• **What you will do**:
Of the lines below, report only those that contain "kind".

• **Exercise material**:
═══

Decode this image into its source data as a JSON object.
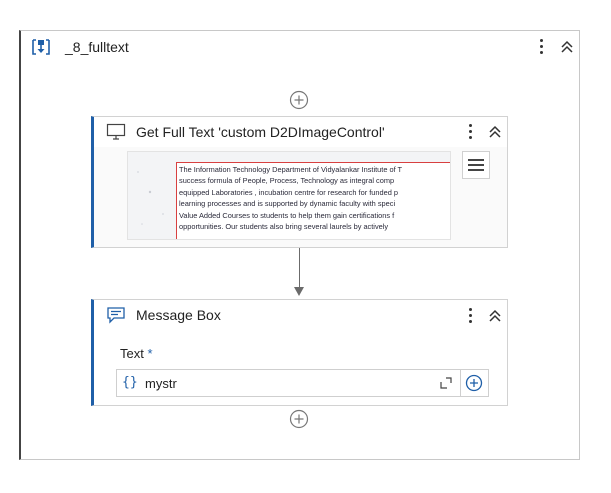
{
  "sequence": {
    "title": "_8_fulltext"
  },
  "get_full_text": {
    "title": "Get Full Text 'custom  D2DImageControl'",
    "preview_lines": [
      "The Information Technology Department of Vidyalankar Institute of T",
      "success formula of  People, Process, Technology as integral comp",
      "equipped Laboratories , incubation centre for research for funded p",
      "learning processes and is supported by dynamic faculty with speci",
      "Value Added Courses to students to help them gain certifications f",
      "opportunities. Our students also bring several laurels by actively"
    ]
  },
  "message_box": {
    "title": "Message Box",
    "field_label": "Text",
    "required_mark": "*",
    "field_prefix": "{}",
    "field_value": "mystr"
  },
  "colors": {
    "accent": "#1f5fa8",
    "preview_border": "#d84040"
  }
}
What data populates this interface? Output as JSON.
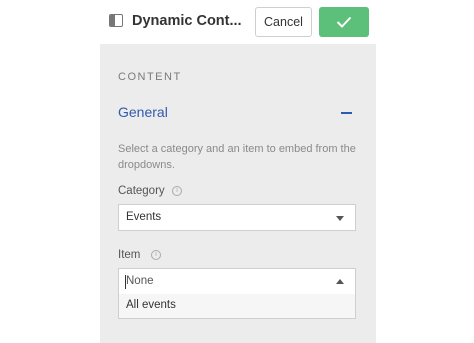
{
  "header": {
    "title": "Dynamic Cont...",
    "cancel_label": "Cancel",
    "save_icon": "check-icon"
  },
  "content": {
    "section_label": "CONTENT",
    "group_title": "General",
    "help_text": "Select a category and an item to embed from the dropdowns."
  },
  "category": {
    "label": "Category",
    "value": "Events"
  },
  "item": {
    "label": "Item",
    "placeholder": "None",
    "options": [
      "All events"
    ]
  },
  "colors": {
    "accent": "#2e5cad",
    "save_button": "#5cbf7a"
  }
}
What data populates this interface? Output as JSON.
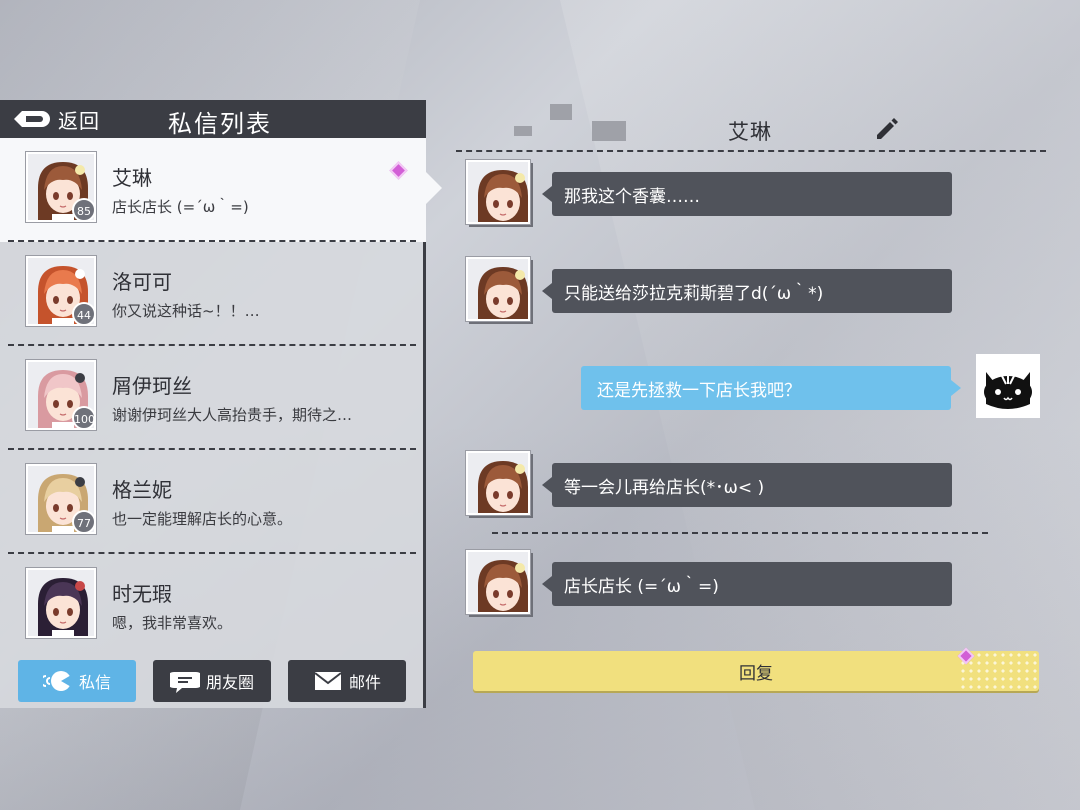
{
  "header": {
    "back_label": "返回",
    "title": "私信列表"
  },
  "contacts": [
    {
      "name": "艾琳",
      "preview": "店长店长 (=´ω｀=)",
      "level": "85",
      "active": true,
      "unread": true,
      "hair": "#9c5a3a",
      "hair_dark": "#6d3a24",
      "accent": "#f4e9a9"
    },
    {
      "name": "洛可可",
      "preview": "你又说这种话~！！…",
      "level": "44",
      "hair": "#e97a4d",
      "hair_dark": "#c5532c",
      "accent": "#ffffff"
    },
    {
      "name": "屑伊珂丝",
      "preview": "谢谢伊珂丝大人高抬贵手，期待之…",
      "level": "100",
      "hair": "#f0c6c8",
      "hair_dark": "#d99aa0",
      "accent": "#3b3d44"
    },
    {
      "name": "格兰妮",
      "preview": "也一定能理解店长的心意。",
      "level": "77",
      "hair": "#e8cfa0",
      "hair_dark": "#c9a772",
      "accent": "#3b3d44"
    },
    {
      "name": "时无瑕",
      "preview": "嗯，我非常喜欢。",
      "level": "",
      "hair": "#4a3656",
      "hair_dark": "#2b1f35",
      "accent": "#c84848"
    }
  ],
  "tabs": [
    {
      "label": "私信",
      "icon": "chat-bubble-icon",
      "active": true
    },
    {
      "label": "朋友圈",
      "icon": "moments-icon",
      "active": false
    },
    {
      "label": "邮件",
      "icon": "mail-icon",
      "active": false
    }
  ],
  "chat": {
    "title": "艾琳",
    "messages": [
      {
        "from": "them",
        "text": "那我这个香囊……"
      },
      {
        "from": "them",
        "text": "只能送给莎拉克莉斯碧了d(´ω｀*)"
      },
      {
        "from": "me",
        "text": "还是先拯救一下店长我吧？"
      },
      {
        "from": "them",
        "text": "等一会儿再给店长(*･ω< )"
      },
      {
        "from": "them",
        "text": "店长店长 (=´ω｀=)"
      }
    ],
    "reply_label": "回复"
  },
  "colors": {
    "panel_dark": "#3b3d44",
    "bubble_them": "#50535b",
    "bubble_me": "#6fc1ec",
    "reply_bg": "#f1e07e",
    "active_tab": "#5fb4e6",
    "unread": "#d25fd6"
  }
}
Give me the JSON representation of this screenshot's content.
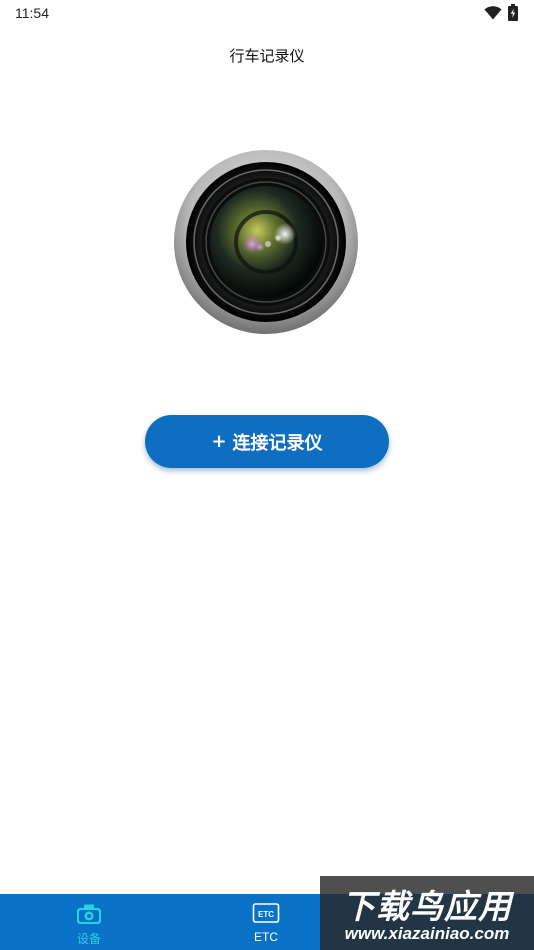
{
  "status_bar": {
    "time": "11:54",
    "icons": [
      "wifi-icon",
      "battery-icon"
    ]
  },
  "header": {
    "title": "行车记录仪"
  },
  "main": {
    "illustration": "camera-lens-icon",
    "connect_button": {
      "plus": "+",
      "label": "连接记录仪"
    }
  },
  "bottom_nav": {
    "items": [
      {
        "label": "设备",
        "icon": "camera-icon",
        "active": true
      },
      {
        "label": "ETC",
        "icon": "etc-icon",
        "active": false
      }
    ]
  },
  "watermark": {
    "title": "下载鸟应用",
    "url": "www.xiazainiao.com"
  },
  "colors": {
    "primary": "#0e6fc2",
    "nav_bg": "#0a72c6",
    "nav_active": "#28d0e8",
    "background": "#ffffff"
  }
}
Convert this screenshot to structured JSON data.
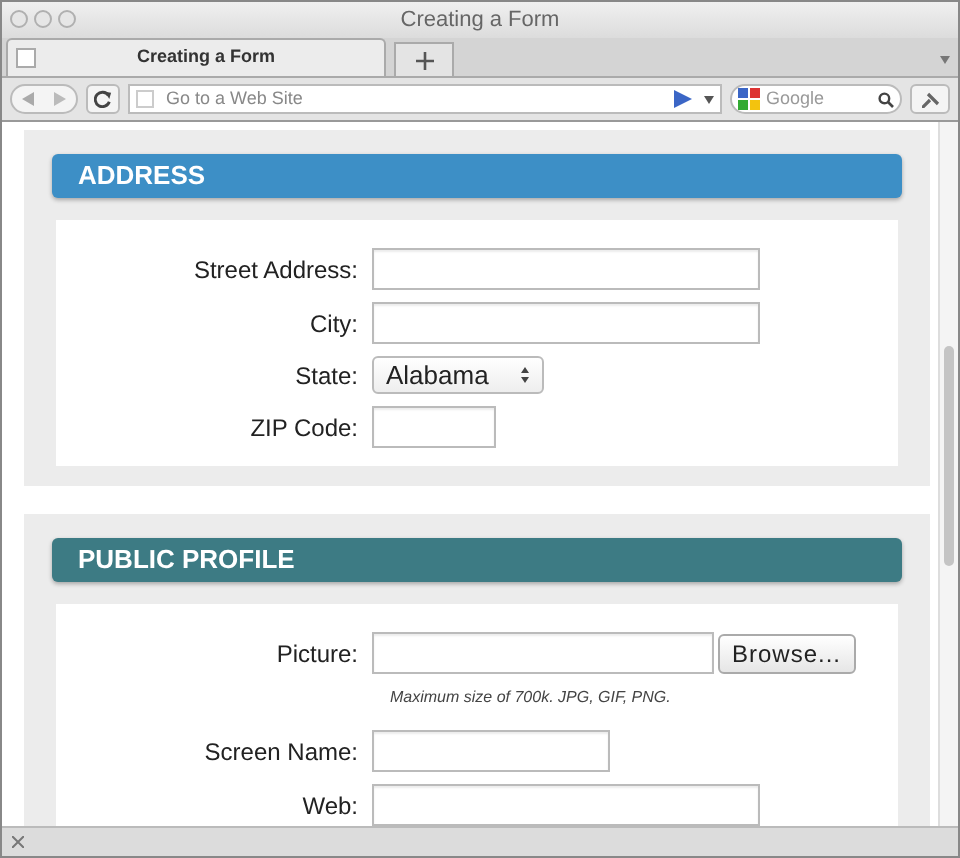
{
  "window": {
    "title": "Creating a Form"
  },
  "tabs": [
    {
      "label": "Creating a Form",
      "selected": true
    }
  ],
  "toolbar": {
    "address_placeholder": "Go to a Web Site",
    "search_placeholder": "Google"
  },
  "sections": [
    {
      "title": "ADDRESS",
      "color": "#3d8fc6",
      "fields": [
        {
          "kind": "text",
          "label": "Street Address:"
        },
        {
          "kind": "text",
          "label": "City:"
        },
        {
          "kind": "select",
          "label": "State:",
          "value": "Alabama"
        },
        {
          "kind": "short",
          "label": "ZIP Code:"
        }
      ]
    },
    {
      "title": "PUBLIC PROFILE",
      "color": "#3d7b84",
      "fields": [
        {
          "kind": "file",
          "label": "Picture:",
          "button": "Browse...",
          "hint": "Maximum size of 700k. JPG, GIF, PNG."
        },
        {
          "kind": "medium",
          "label": "Screen Name:"
        },
        {
          "kind": "text",
          "label": "Web:"
        }
      ]
    }
  ]
}
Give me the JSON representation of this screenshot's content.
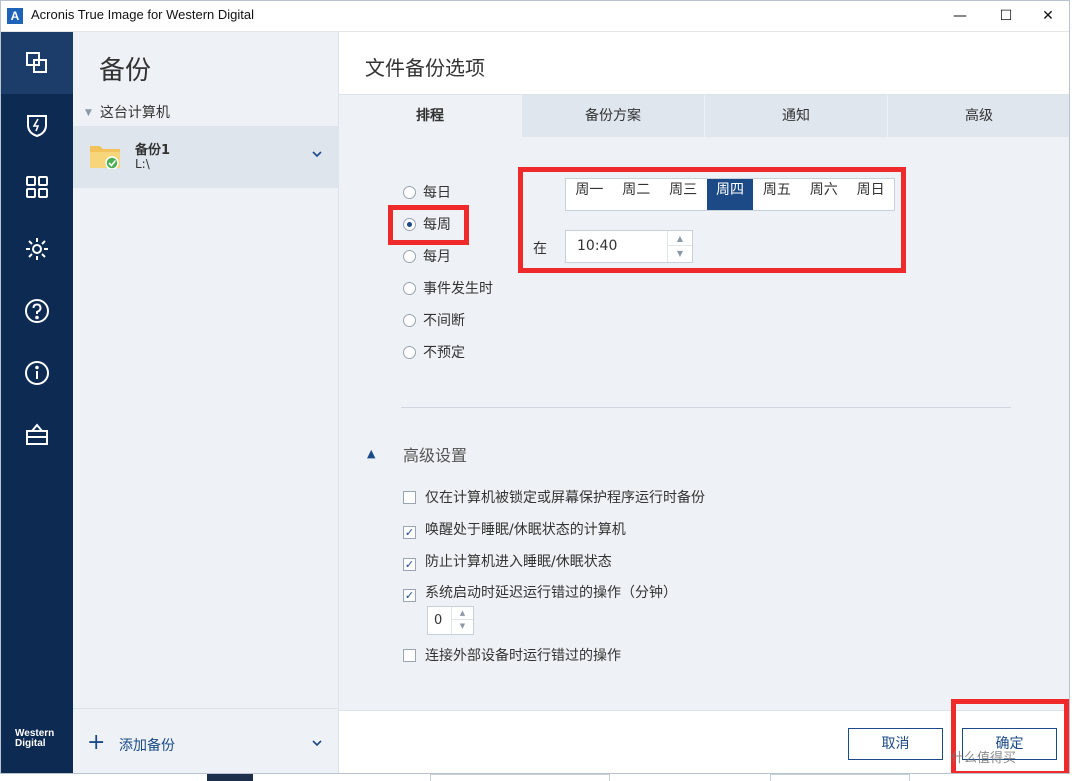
{
  "window": {
    "title": "Acronis True Image for Western Digital"
  },
  "sidebar": {
    "title": "备份",
    "tree_root": "这台计算机",
    "backup": {
      "name": "备份1",
      "path": "L:\\"
    },
    "add_label": "添加备份",
    "brand": "Western Digital"
  },
  "main": {
    "title": "文件备份选项",
    "tabs": [
      {
        "label": "排程"
      },
      {
        "label": "备份方案"
      },
      {
        "label": "通知"
      },
      {
        "label": "高级"
      }
    ],
    "schedule_options": [
      "每日",
      "每周",
      "每月",
      "事件发生时",
      "不间断",
      "不预定"
    ],
    "selected_option": "每周",
    "days": [
      "周一",
      "周二",
      "周三",
      "周四",
      "周五",
      "周六",
      "周日"
    ],
    "selected_day": "周四",
    "at_label": "在",
    "time": "10:40",
    "advanced_title": "高级设置",
    "advanced_options": [
      {
        "label": "仅在计算机被锁定或屏幕保护程序运行时备份",
        "checked": false
      },
      {
        "label": "唤醒处于睡眠/休眠状态的计算机",
        "checked": true
      },
      {
        "label": "防止计算机进入睡眠/休眠状态",
        "checked": true
      },
      {
        "label": "系统启动时延迟运行错过的操作（分钟）",
        "checked": true
      },
      {
        "label": "连接外部设备时运行错过的操作",
        "checked": false
      }
    ],
    "delay_minutes": "0",
    "cancel_label": "取消",
    "ok_label": "确定"
  },
  "watermark": "什么值得买",
  "colors": {
    "rail": "#0d2a52",
    "accent": "#1b4a87",
    "highlight": "#ee2a2a"
  }
}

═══

• **Answer area**:
          "kind": "text",
          "kind": "text",
          "kind": "select",
          "kind": "short",
          "kind": "file",
          "kind": "medium",
          "kind": "text",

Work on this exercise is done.